Perspective: Private Property
SEPTEMBER 01, 1993 by TERRY L. ANDERSON
It is not the right of property which is protected, but the right to property. Property, per se, has no rights; but the individual, the man, has three great rights, equally sacred from arbitrary interference: the right to his life, the right to his liberty, the right to his property . . . . The three rights are so bound together as to be essentially one right. To give a man his life but deny him his liberty is to take from him all that makes his life worth living. To give him liberty but to take from him the property which is the fruit and badge of his liberty, is to still leave him a slave.
—Justice George Sutherland
Government Against Wildlife
Perversely, the government sometimes penalizes landowners for improving habitat. Dayton Hyde, who put 25 percent of his ranch into marshes for wildlife, initiated research on the sandhill crane and built a lake with three and a half miles of shoreline for wildlife. But he paid a price: “My lands have been zoned.

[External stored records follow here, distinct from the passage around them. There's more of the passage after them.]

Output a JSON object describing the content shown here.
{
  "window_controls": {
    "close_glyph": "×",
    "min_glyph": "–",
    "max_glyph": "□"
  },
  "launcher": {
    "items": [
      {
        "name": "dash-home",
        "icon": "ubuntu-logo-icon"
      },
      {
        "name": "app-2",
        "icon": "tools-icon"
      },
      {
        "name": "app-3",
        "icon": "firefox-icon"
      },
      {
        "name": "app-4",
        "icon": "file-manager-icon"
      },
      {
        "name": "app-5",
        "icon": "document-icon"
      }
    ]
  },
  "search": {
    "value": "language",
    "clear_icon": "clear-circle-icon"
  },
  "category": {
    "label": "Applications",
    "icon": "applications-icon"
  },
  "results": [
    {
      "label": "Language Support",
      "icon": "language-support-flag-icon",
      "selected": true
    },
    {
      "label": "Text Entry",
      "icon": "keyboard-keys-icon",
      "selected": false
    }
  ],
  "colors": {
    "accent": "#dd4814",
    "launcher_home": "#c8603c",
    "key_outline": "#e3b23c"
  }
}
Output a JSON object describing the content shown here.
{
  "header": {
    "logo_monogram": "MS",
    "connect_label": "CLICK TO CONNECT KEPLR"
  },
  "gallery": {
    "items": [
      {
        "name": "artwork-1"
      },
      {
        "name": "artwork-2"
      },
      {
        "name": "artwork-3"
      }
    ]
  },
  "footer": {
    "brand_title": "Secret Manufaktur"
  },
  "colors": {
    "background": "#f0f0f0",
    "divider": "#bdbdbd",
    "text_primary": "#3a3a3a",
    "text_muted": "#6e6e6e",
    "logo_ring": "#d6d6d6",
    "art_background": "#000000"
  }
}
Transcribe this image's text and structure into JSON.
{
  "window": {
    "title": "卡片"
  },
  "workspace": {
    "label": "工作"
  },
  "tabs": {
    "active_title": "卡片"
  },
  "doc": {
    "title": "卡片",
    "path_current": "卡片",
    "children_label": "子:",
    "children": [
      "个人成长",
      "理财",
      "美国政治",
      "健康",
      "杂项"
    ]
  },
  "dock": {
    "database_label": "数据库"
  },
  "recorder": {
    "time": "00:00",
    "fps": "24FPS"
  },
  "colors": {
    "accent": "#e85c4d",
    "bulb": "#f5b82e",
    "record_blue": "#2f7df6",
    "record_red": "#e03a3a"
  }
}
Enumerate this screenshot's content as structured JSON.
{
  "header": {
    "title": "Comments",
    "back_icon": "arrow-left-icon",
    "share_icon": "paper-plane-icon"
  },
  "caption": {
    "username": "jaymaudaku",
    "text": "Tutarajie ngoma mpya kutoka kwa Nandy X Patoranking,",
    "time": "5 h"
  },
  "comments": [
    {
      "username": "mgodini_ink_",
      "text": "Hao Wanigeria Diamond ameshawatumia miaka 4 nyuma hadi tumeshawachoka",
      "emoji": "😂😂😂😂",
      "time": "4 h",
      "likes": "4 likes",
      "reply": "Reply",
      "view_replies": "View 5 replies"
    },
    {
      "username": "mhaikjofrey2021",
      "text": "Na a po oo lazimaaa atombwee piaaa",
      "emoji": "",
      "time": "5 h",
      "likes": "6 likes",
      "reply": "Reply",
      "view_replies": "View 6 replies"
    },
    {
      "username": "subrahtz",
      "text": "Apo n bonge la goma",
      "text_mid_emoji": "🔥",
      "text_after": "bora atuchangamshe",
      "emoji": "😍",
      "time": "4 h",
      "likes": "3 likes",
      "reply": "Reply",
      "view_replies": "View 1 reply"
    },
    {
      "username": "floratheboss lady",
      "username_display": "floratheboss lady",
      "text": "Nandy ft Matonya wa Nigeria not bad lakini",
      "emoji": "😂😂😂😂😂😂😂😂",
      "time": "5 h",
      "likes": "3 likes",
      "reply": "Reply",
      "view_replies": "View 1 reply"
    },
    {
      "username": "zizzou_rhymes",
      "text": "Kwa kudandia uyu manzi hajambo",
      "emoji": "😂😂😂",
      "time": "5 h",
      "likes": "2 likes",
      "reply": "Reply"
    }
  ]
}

I am being regulated for wetlands that weren’t there before I created them. Like most of my neighbors I can save myself from financial disaster only by some creative land management, but the state legislature has cut out most of my options.”
As founder of Operation Stronghold, an international organization of private landowners practicing conservation on their land, Hyde is serious about wildlife conservation. But his efforts rest on the cooperation of thousands of private landowners, who could go a lot further if government would refrain from imposing costly zoning restrictions. Hyde has found that some ranchers are reluctant to join. As one landowner put it: “Look, you don’t understand. We would like to do our share for wildlife but we are afraid if we create something worthwhile the public will want what we have. It’s just plain easier and a lot safer to sterilize the land.” Because the willingness of the private sector to improve habitat or create recreational opportunity depends on the incentives landowners face, we cannot expect a positive response from the private sector if landowners are penalized for improving habitat.
—Terry L. Anderson And Donald R. Leal
Free Market Environmentalism
Spotted Owl with Tarragon Pesto?
I have one question about that April 2 environmental teach-in in Portland with President Clinton: Why are those spotted owl couples entitled to 300 acres each? Candidate Clinton pledged to help “the ones who do the work and play by the rules,” and I know a lot of humans like that and none of them has even one acre.
“The ones who do the work and play by the rules” are getting an average of $4,500 added to each new house in higher lumber prices. The price of 2×4s is up 90 percent since November, in no small part because of the logging restrictions imposed by environmentalists.
John Hampton, president of Willamina Lumber Company, figures that the proposed millions of acres in set-asides for owl habitat will have each pair of spotted owls sitting on $95 million in timber.
On the top of these rising lumber prices, there’s unemployment. The people in Oregon, Washington, and California stand to lose anywhere from 10,000 to 50,000 logging jobs, plus the secondary unemployment that will ripple out.
The bottom line, as I understand it, is that someone has to move, either the loggers or the owls. Neither can live with the other; both have their family roots deeply planted in the same “old growth” forests, and someone is going to end up losing his home. Just looking at that aspect, from an economist’s focus on costs and benefits, it’s clearly the owl couples who should hit the road since their homes are next to worthless.
And in terms of the actual costs of moving, loggers must hire expensive vans and help, whereas all the owls have to do is wake up when they hear the saws and fly over to some other trees. Isn’t that why birds have wings, so they can fly? Many birds fly thousands of miles each year; some even do a roundtrip from Canada to Argentina every year without whining about it. But environmentalists whine because owls might have to move to “new growth” trees. So there they sit, even though they are costing millions of dollars in unnecessary housing costs, tens of thousands of lost jobs, and the closing of entire human towns.
It’s time to tell the spotted owls to start playing survival of the fittest and move on and take their chances adapting to a new environment, just like most of the rest of us did. The Irish survived the potato famine by moving to New York City and the Cubans survived Castro’s power grab by moving to Miami. Why should someone with wings be expected to do less?
—Ralph R. Reiland
Robert Morris College
In 1980 the Environmental Protection Agency asserted that the average lake in the northeastern United States had been acidified a hundredfold in the last 40 years by acid rain. And the National Academy of Sciences claimed that acid rain would double the damage again by 1990.
But the 10-year National Acid Precipitation Assessment Program (NAPAP), conducted under the auspices of the EPA, has completely discredited these claims and shown them to be baseless. The $500 million study found that:
• The average lake in the Adirondacks is no more acidic now than it was before the Industrial Revolution.
• There was no measurable change in the acidity of lakes over the preceding 10 years.
• Only 35,000 of the 200 million acres of U.S. lakes are too acidic to support sports fisheries—and most of this acidity is natural.